Enable Spell Check in Pidgin on FreeBSD

Easily enable Pidgin's spell-check feature on FreeBSD by adding a local dictionary.

Pidgin's spell-check feature doesn't work by default on FreeBSD, so I finally searched for a solution and found instructions to manually install spell-check support on Windows. That was useful enough information to get it working.

Simply download OpenOffice's U.S. English dictionary and save it to /tmp (or another convenient location). Then extract the required files as shown below:

Using Quarterly Ports on FreeBSD

FreeBSD 10.2 and higher use mismatched repos for packages and ports. This shell script simplifies updating your ports tree from the current quarterly branch.

Beginning with FreeBSD 10.2, binary packages installed using pkg are built from a quarterly SVN branch that only receives security and build updates once it's created. The goal is to provide a more stable software repository than the ports tree, which is constantly being updated and may even include broken ports at times. However, portsnap uses the latest/HEAD branch for the ports tree. Since mixing quarterly packages with current ports could lead to trouble, you have to choose one of these paths:

  1. Switch pkg to install packages from the latest/HEAD branch.
  2. Use SVN instead of portsnap to fetch and update your local ports tree.

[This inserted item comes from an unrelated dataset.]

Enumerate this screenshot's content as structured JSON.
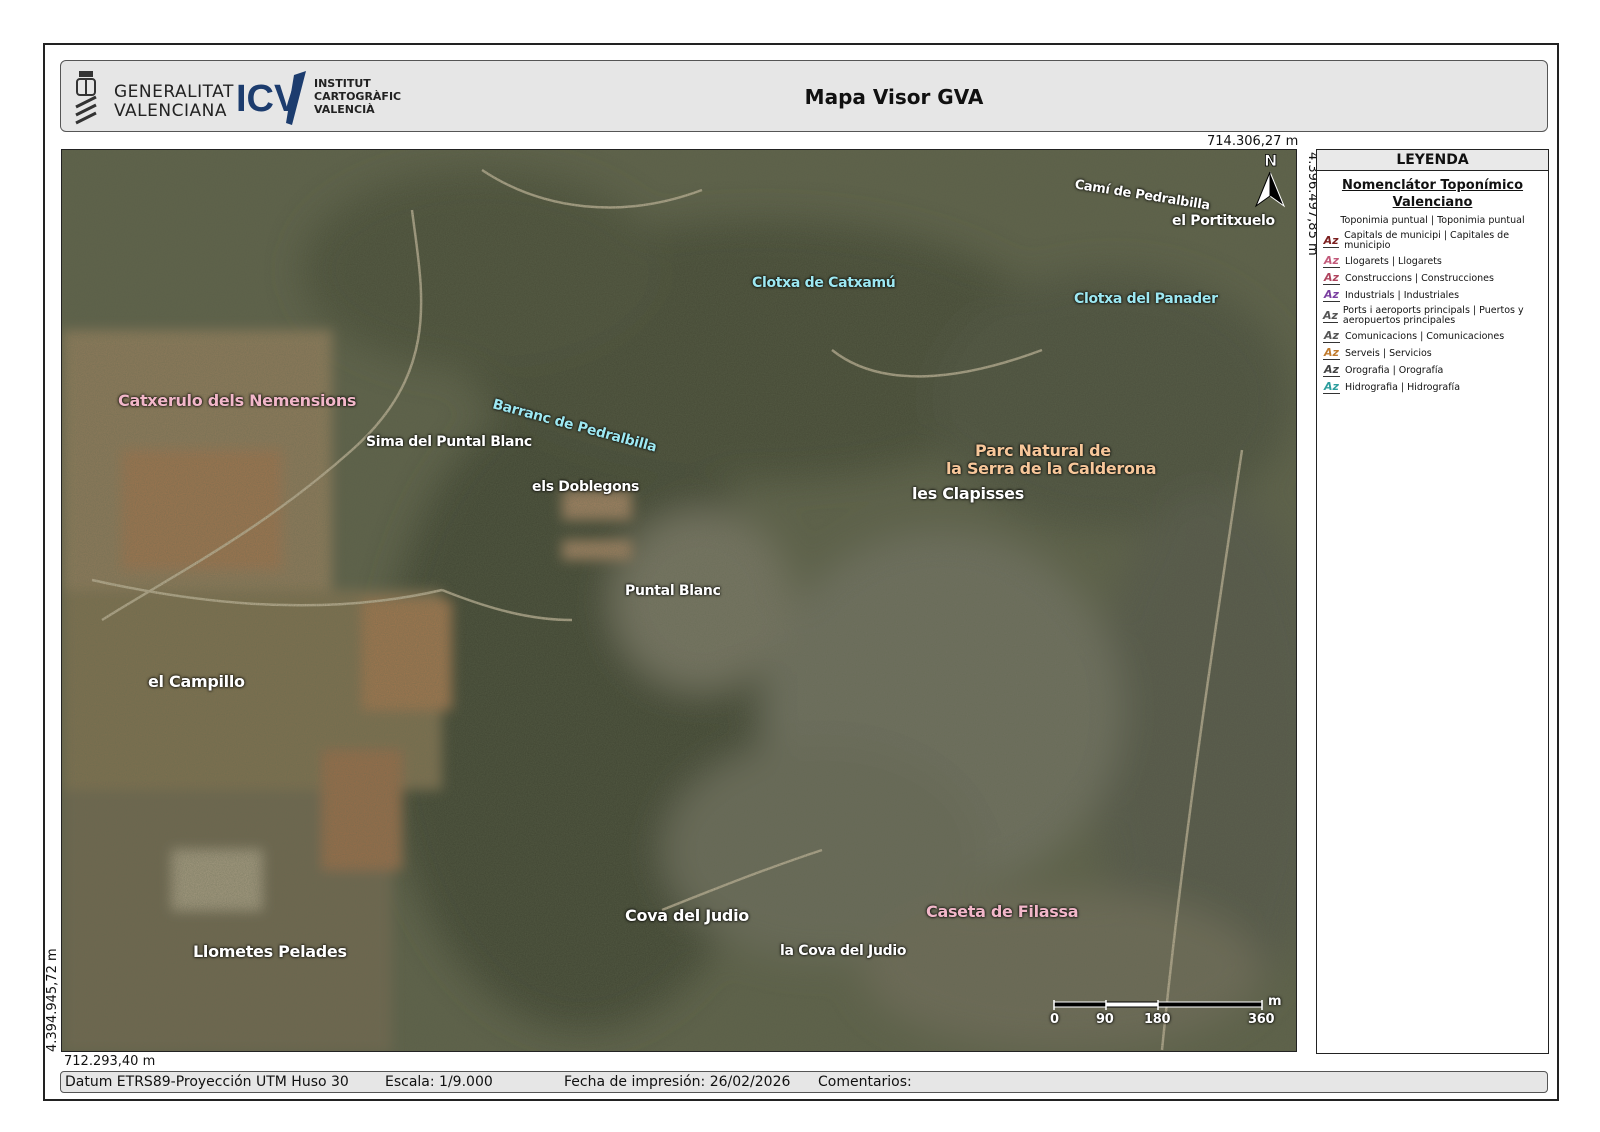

Migrating from Feedly to Nextcloud News

It's easy to migrate RSS subscriptions from Feedly to Nextcloud News, but saved articles are more complicated. Here's a bit of JavaScript to simplify the task.

I'll admit to using a few cloud services in moderation, but I tend to choose privacy over storing my life on other people's computers. While I was on vacation at the end of 2016, I set up a Nextcloud server to replace my privately hosted and very outdated solutions for syncing contacts (Kolab over IMAP) and calendars (ICS over WebDAV). After setting it up, I was surprised to find a News app for Nextcloud that adds support for RSS/Atom feed subscriptions. Of course, there are also apps that provide access to those subscriptions from mobile devices. Stop allowing Feedly to monitor my online reading habits? That sounded like icing on the cake to me.

Nextcloud logo

Nextcloud: A safe home for all your data

Cruise to Jamaica, Grand Cayman, and Cozumel

For our 2016 vacation, we took a cruise to Jamaica, Grand Cayman, and Cozumel aboard the Carnival Splendor. It wasn't our favorite cruise, but we still had fun.

My family loves to travel and see new places. For vacation this year, we took a cruise to Jamaica, Grand Cayman, and Cozumel aboard the Carnival Splendor. While the ship wasn't great, it still got us to the places we wanted to see. Without finding yourself in a natural disaster, it would be tough to have a "bad vacation" in the Caribbean.

Carnival Splendor

How to Create Keyboard Shortcuts for PHP

I finally grew tired of typing the awkward PHP object operator. Learn how to create keyboard shortcuts for KDE and use my shortcuts for PHP as a starting point.

My preferred server-side language is PHP. It's powerful and flexible, but it's certainly not perfect. One of my pet peeves is the object operator (->). I've programmed in C++, so I can appreciate its heritage. It's simply not needed in this case, so it feels like overkill to have to repeatedly type such an awkward key combination. Why should I move my hand to the top row for one key and hold shift for another when a single dot would be perfect for the task? Is it solely a byproduct of the poor decision to use the dot for string concatenation? I finally got fed up enough to look for a solution.

As with many desktop environments, KDE allows you to configure keyboard shortcuts that trigger a specific set of keystrokes. You can create your own in System Settings -> Shortcuts and Gestures -> Custom Shortcuts. From the Edit menu, select New -> Global Shortcut -> Send Keyboard Input. On the Trigger tab, click the button and provide the shortcut you want to use. Then select the Action tab and enter the keystrokes you want the shortcut to send. Type out the words for meta keys like Shift and Alt, use + to indicate keys that should be pressed simultaneously, and separate the keys using a colon. For example, -:Shift+. will output - and > (the object operator). You can also use directional words (e.g., Left and Right) for the arrow keys to position the cursor within the output.